Q: What is it like living in Columbia?

A: While parts of Columbia look like the typical small college town, there are also many aspects of the city that are attractive to graduate students. The downtown area, which covers several blocks, contains numerous coffee shops, restaurants, bookstores, bars, theaters, and specialty shops. Near town, you will also find many outdoor activities, including local and state parks, hiking trails, lakes and rivers, and campgrounds. Finally, the city is home to a vibrant art culture. On the first Friday of each month, art galleries in Columbia host public shows; numerous venues put on events year-round, including the music festival Roots and Blues each fall; and the True/False Film Festival is a hub for documentary filmmakers and enthusiasts each spring. Please see the city website for more information.

MA Applicants

Q: How are MA students supported financially?

A: The MA program is self-funded. Students may fund their education themselves or attain funding from a third party. However, awards, some of which come with financial prizes and are available to Master’s students, are given out yearly.

Q: What are the foreign language requirements?

A: Master’s students need not complete any foreign language requirement.

Q: How long does it take to earn an MA?

A: The program is designed for full-time students to complete the degree within two years. Part-time students may determine their timeline as they see fit. A three-year timeline is typical but not required for part-time students. However, all students must complete the MA program in the eight-year time limit mandated by the Graduate School.

Q: Do Master’s students teach?

A: Since Master’s students are self-funded, they have no teaching duties.

Q: What if a recommender knows me well but is not familiar with graduate study in English?

You may wish to provide recommenders who do not commonly write letters of recommendation for academic programs or graduate study in English the following guidelines.

Guidelines for Writers of Recommendation Letters

Letters of recommendation should specify how long and in what capacity the writer has known the applicant. Letters that give specific examples to illustrate an applicant's qualities are more helpful than those that speak in generalities. It is useful if letters of recommendation speak to qualities that would contribute to an applicant's success in a graduate program. These may include academic achievements or skills, but they may also include such qualities as responsibility, initiative, problem-solving skills, maturity, oral and written communication, ability to balance short- and long-term goals, independence, and ability to give and accept feedback. When applicable, letters may address the applicant's professional experience in such areas as teaching, mentoring, or creating a diverse, inclusive and supportive workplace or learning environment. 
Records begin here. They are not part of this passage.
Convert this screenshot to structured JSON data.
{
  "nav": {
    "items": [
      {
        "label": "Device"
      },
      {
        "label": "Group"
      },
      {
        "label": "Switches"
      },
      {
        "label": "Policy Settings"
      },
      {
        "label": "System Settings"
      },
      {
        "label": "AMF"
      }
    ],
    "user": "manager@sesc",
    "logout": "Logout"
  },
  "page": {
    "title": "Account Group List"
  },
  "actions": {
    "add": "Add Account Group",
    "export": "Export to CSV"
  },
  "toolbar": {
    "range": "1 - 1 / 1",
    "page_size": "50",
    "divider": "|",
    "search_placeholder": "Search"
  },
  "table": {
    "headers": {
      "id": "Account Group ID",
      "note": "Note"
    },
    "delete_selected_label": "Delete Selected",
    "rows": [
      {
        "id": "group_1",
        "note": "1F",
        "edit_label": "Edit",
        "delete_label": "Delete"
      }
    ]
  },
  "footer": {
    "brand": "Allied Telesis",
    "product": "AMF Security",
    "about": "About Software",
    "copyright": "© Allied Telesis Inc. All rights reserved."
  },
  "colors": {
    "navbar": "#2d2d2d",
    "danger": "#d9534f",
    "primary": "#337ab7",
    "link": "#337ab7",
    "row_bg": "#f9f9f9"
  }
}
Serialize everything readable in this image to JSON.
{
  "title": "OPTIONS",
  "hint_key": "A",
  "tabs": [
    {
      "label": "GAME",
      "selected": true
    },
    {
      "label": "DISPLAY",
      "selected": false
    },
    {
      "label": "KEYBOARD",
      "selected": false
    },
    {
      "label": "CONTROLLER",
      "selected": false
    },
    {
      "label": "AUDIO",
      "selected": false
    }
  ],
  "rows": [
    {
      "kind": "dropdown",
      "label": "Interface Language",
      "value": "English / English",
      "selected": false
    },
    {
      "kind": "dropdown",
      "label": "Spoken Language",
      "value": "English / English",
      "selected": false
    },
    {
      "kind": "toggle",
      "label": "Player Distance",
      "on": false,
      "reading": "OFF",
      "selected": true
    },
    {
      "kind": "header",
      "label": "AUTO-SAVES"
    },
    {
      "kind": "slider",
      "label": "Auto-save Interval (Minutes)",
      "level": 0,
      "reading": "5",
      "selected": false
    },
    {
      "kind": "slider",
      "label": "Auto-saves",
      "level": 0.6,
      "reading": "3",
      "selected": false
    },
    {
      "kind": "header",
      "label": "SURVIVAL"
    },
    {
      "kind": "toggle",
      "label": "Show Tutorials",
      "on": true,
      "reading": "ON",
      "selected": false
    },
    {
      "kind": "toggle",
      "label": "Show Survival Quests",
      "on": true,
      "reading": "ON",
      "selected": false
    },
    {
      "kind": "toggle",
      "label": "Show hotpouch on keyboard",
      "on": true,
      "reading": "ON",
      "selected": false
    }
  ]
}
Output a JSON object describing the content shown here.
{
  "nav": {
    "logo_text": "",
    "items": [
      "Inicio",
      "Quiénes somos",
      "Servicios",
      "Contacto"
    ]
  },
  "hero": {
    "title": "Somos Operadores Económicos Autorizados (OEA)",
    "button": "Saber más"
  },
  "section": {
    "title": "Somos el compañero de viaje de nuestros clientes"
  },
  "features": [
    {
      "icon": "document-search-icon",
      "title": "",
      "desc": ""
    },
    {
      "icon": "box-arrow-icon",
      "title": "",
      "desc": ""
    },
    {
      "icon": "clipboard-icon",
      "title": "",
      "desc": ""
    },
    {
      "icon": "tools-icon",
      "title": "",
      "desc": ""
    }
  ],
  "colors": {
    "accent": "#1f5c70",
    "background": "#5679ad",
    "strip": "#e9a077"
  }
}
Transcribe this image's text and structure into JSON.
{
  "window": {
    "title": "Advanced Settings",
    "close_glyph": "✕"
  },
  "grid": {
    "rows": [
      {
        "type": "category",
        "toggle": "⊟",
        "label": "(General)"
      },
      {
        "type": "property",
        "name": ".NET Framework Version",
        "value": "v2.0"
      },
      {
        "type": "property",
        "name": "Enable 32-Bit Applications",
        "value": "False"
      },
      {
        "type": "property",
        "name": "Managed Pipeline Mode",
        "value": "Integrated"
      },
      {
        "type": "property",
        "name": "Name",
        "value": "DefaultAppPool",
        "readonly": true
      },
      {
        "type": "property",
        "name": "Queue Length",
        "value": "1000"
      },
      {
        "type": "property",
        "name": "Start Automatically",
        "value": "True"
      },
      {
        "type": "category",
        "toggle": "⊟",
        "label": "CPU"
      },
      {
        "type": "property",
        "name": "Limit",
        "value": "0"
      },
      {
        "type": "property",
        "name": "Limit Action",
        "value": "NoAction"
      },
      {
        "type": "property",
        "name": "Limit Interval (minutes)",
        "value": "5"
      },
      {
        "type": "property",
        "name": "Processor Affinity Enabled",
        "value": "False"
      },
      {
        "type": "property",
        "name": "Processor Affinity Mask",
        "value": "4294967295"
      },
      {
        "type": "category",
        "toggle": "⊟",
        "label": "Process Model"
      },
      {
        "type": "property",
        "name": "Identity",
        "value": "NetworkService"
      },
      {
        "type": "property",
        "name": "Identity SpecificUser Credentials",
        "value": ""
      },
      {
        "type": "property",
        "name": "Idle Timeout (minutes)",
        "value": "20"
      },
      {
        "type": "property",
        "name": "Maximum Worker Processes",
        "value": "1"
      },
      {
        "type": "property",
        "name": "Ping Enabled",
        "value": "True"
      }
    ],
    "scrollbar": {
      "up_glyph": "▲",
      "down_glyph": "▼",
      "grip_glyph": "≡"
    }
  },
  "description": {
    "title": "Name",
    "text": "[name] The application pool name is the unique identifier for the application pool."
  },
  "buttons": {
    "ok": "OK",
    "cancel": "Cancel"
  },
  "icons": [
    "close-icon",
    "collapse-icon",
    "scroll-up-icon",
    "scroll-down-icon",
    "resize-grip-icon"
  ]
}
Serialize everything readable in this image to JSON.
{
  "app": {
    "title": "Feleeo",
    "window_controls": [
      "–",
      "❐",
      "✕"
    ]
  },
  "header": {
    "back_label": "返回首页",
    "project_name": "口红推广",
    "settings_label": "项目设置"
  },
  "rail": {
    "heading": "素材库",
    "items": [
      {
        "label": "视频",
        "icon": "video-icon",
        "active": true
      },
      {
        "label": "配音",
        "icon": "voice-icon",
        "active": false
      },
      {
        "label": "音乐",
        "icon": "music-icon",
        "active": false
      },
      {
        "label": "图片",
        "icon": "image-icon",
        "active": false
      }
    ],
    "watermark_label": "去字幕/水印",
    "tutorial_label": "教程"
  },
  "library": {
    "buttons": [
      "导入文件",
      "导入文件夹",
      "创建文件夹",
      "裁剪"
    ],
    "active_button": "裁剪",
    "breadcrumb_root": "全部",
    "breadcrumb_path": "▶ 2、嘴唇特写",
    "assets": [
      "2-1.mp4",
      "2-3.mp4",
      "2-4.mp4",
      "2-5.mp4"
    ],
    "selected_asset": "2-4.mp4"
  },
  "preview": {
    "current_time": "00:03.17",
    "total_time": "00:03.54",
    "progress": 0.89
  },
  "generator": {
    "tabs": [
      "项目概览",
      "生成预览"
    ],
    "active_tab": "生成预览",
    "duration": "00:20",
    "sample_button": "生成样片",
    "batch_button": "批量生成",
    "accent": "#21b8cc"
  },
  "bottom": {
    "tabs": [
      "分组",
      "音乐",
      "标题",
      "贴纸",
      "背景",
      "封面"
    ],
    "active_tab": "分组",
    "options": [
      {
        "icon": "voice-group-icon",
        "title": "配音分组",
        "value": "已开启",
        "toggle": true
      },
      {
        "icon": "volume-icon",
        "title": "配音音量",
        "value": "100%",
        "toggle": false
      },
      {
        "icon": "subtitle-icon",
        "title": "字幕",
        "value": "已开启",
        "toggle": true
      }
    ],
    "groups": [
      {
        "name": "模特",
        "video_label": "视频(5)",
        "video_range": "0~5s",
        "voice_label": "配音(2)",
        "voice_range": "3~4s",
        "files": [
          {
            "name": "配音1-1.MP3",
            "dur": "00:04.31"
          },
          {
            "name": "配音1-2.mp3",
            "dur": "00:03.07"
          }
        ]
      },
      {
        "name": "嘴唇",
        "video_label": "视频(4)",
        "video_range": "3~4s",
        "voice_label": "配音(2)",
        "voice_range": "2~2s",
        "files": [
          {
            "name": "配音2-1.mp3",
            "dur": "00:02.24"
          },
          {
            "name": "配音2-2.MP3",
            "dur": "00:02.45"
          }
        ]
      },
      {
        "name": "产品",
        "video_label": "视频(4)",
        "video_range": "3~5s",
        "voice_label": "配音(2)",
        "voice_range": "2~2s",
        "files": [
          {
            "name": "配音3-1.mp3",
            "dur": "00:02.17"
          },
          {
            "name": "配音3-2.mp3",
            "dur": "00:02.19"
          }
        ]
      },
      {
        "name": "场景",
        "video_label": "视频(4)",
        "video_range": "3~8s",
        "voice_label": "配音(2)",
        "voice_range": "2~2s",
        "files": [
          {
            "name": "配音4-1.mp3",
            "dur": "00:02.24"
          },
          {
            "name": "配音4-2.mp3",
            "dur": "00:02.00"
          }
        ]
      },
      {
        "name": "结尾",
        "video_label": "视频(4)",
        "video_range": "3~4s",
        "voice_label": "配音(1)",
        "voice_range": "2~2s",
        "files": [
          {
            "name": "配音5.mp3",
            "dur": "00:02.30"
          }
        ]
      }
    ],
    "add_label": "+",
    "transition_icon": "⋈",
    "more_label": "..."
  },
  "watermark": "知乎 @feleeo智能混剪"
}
PhD Applicants

Q: How are PhD students supported financially?

All admitted PhD students are awarded a teaching assistantship for which they receive a monthly stipend and tuition waivers. Students may apply for other assistantships and awards, many of which come with financial prizes.

Q: What are the foreign language requirements?

A: All PhD students must demonstrate reading proficiency in at least one language besides English. For more information, please see the “Language Requirement” tab on the PhD Program page.

Q: How long does it take to earn a PhD?

A: Students who enter the program with a Master’s receive five years of funding to complete their PhD and those who enter without a Master’s receive six years of funding.

Q: Do you have to have a Master’s to apply to the PhD program?

A: No. Students need only have completed a Bachelor’s to apply to the PhD program.

 Q: If I am not admitted to the PhD program, will I be considered for admission into the MA program?

A: If you wish to be considered for both programs, you must submit two separate applications. You will not automatically be considered for the MA program if you are rejected from the PhD program.

Q: What are the teaching duties like?

A: You may read more about teaching requirements, including pedagogy courses (and other support offered to grad students) and the range of courses available for grad students to teach, on the “Teaching” page.